What to work on:
Counting only the lines below that contain the word "title", what is the total? Give it with no other words.

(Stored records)
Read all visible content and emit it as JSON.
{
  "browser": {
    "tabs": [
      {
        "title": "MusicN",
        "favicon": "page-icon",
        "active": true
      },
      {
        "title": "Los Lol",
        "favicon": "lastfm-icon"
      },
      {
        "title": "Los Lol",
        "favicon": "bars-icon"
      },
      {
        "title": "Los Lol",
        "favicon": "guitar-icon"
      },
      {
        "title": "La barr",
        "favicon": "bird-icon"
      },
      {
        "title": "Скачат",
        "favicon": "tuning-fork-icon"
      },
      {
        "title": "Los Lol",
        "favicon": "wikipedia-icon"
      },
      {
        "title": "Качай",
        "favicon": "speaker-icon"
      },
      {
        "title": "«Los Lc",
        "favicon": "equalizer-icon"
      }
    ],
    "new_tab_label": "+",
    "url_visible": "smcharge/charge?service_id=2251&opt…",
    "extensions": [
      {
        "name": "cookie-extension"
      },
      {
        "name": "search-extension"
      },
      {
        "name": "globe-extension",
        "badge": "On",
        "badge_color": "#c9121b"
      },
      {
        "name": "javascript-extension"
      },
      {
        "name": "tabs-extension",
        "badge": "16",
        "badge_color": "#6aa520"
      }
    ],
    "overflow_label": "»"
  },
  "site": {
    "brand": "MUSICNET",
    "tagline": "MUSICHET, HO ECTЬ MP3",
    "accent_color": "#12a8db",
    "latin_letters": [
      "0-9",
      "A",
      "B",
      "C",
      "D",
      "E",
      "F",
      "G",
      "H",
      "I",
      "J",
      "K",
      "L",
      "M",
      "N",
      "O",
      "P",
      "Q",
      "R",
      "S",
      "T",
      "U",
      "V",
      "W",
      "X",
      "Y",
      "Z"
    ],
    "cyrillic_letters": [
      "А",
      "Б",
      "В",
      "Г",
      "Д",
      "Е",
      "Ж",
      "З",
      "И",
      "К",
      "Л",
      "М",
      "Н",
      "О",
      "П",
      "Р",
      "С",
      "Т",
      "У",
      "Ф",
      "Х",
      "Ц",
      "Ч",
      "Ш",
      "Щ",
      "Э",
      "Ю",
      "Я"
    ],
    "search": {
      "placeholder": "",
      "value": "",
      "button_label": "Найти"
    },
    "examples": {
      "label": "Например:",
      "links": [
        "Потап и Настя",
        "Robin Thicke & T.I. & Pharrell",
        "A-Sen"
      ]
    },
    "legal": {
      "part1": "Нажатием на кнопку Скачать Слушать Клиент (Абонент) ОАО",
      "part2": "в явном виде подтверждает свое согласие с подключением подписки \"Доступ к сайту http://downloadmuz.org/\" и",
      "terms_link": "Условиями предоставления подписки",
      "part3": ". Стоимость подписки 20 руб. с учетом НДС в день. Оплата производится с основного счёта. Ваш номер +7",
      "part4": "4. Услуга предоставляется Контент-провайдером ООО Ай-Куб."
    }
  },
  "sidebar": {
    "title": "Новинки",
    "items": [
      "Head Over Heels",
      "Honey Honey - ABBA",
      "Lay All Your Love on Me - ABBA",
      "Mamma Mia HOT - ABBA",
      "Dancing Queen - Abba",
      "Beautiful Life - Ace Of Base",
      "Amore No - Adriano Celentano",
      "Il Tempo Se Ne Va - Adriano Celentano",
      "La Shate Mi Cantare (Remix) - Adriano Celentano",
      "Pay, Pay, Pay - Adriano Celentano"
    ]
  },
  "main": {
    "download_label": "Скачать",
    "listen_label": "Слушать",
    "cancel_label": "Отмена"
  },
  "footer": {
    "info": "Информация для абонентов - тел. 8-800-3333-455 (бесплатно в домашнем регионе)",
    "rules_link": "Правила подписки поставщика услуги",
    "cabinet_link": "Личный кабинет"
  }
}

Solution to this exercise:
10